Rifkin is persuaded that this paradigm is the key to greening and decarbonating our societies: "The IoT infrastructure offers a realistic hope of quickly replacing fossil fuel energies with renewable energies and slowing climate change."rnThe dead-end of consumerismrnrnWhile Rifkin's predictions seem to follow the course of history, Pitron soberly and methodically tempers them: "Digital technology requires considerable amounts of metals: every year, the electronics industry consumes 320 tonnes of gold and 7,500 tonnes of silver; it accounts for 22% of the world's consumption of mercury (some 514 tonnes) and up to 2.5% of lead. The manufacture of computers and mobile phones alone gobbles up 19% of global output of rare metals like palladium and 23% of cobalt production". Yet, "at current rates of production, the recoverable reserves of 15 or so base and rare metals will run out in less than 50 years; for five other metals (including iron, which is abundant), this will occur before the end of the century."rnrnPitron points out that "the manufacture of a two-gram chip creates two kilograms of waste material, in other words a 1 to 1000 ratio of material produced to waste generated."rnrnLike Rifkin, those who see the digital revolution as the key to ecological transition are victims of a collective blindness that is leading humanity into a dead end: "They don't want to know because a connected world is preferable to a clean planet." Indeed, the book pours scorn on an energy transition that does not call into question our energy needs. "The manufacture of a single solar panel, due in large part to its silicon content, generates more than 70 kilograms of CO2. With PV [photovoltaic] capacity estimated to increase by 23% annually in the coming years, solar power will produce an additional 10 gigawatts of electricity a year. This means 2.7 billion tonnes of carbon released into the atmosphere, equivalent to the annual emissions of 600,000 cars." The examples keep coming. Overall, "sustaining the change in our energy model will require a doubling in rare-metal production roughly every 15 years, and extracting more minerals in the next 30 years than humanity has extracted in the preceding 70 000 years."rnrn legislation will have to change, as will individual and collective behaviour to conserve and recycle the resources currently on our continent.rnrnPitron does not hesitate to raise the question of inequality when it comes to ecological transition. Although the fight against climate change is frequently the subject of public debate, out of ignorance, its potentially redistributive aspects are never discussed. Yet "the energy and digital transition is a transition for the well-off: it cleans up well-to-do city centres to make up for its very real impacts in areas that are poorest and furthest from view." Globally, "hiding away the dubious origin of metals in China has enabled green and digital technologies to enjoy a good reputation. It's undoubtedly the most incredible greenwashing operation in history."rnrnIn short, and this is pretty discouraging, Pitron's work corroborates the results of models created almost 50 years ago. But these were widely ignored when new models were devised which are still used today by economists and governments to justify the productivist and consumerist policies on which our development model is based.

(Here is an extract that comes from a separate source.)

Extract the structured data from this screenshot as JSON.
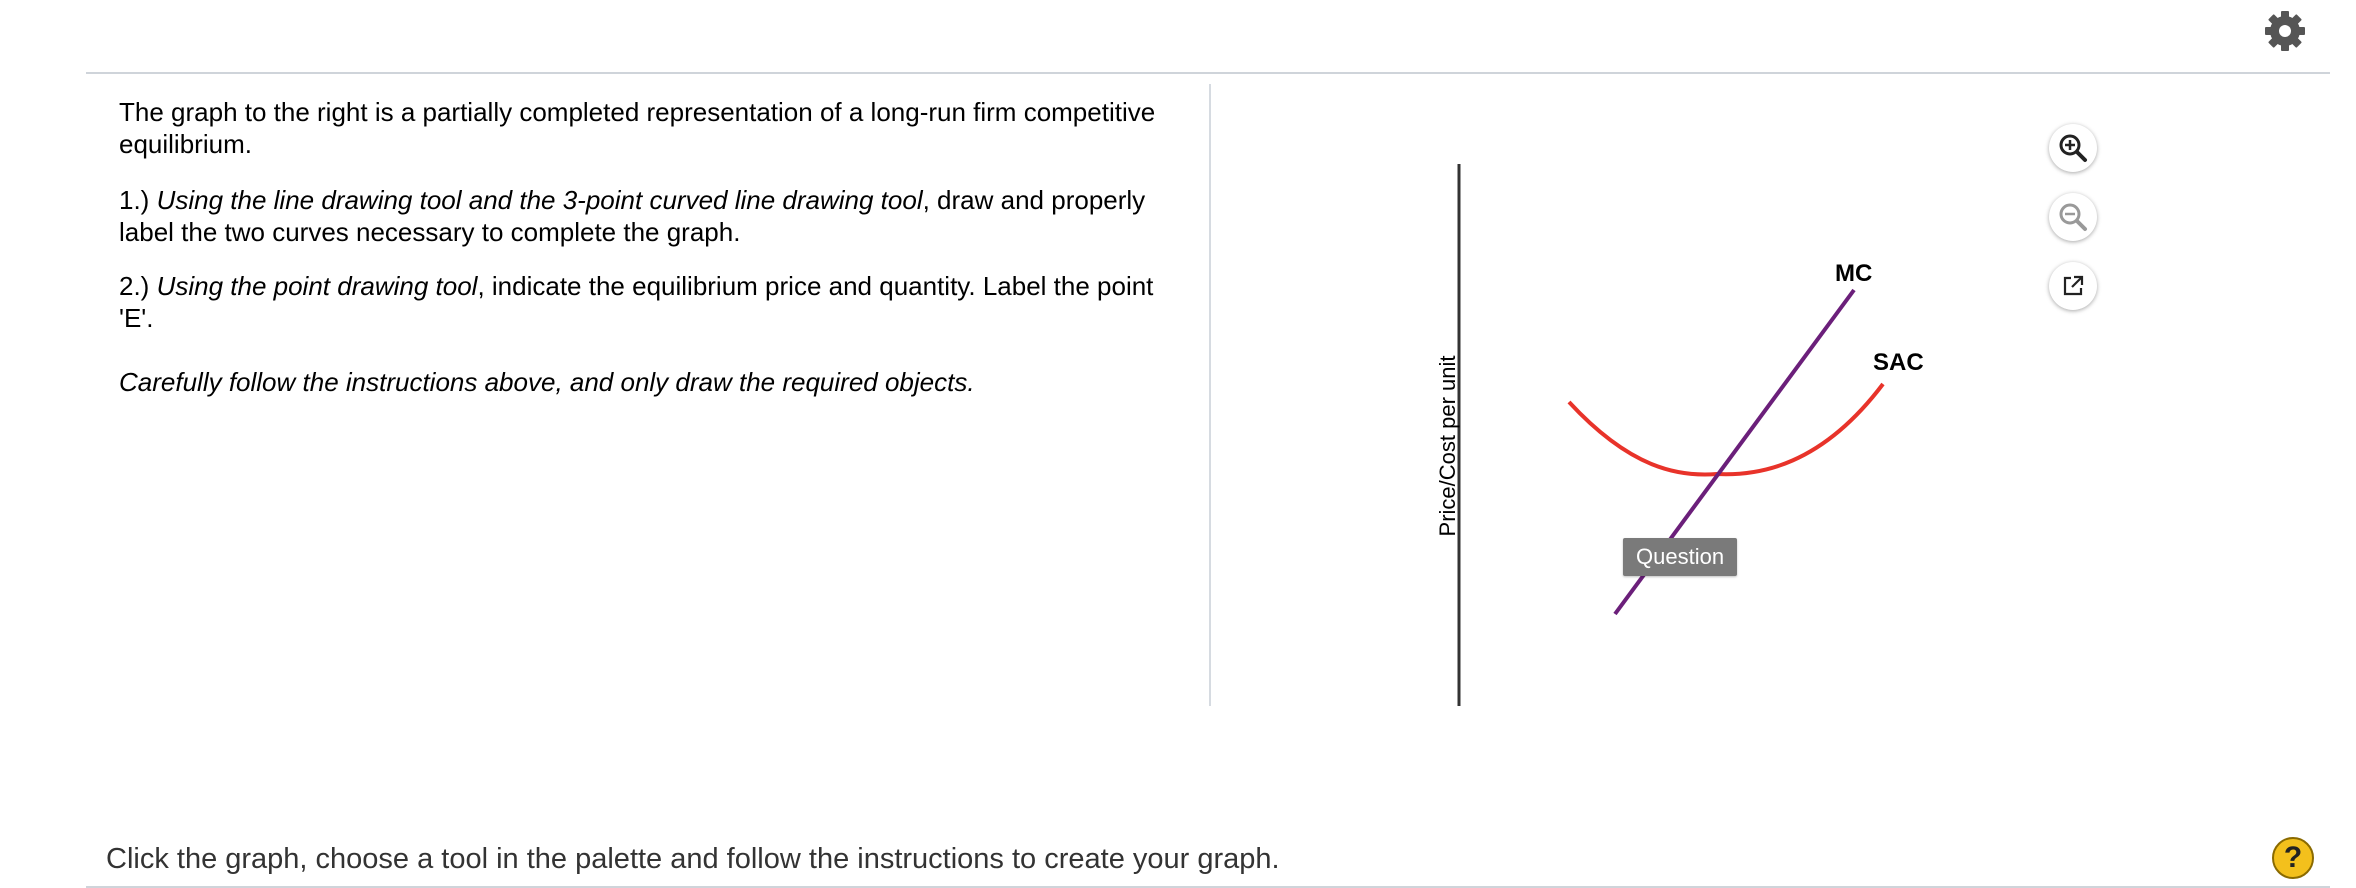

CCCB, 7 October 2016: The idea of postcapitalism consists of two hypotheses, about the unique effects of information technology. First, that information technology is preventing the normal adaptation
Why there is joy behind a system of hierarchies and formalised rules
Silicon Valley's culture is hurting our economy.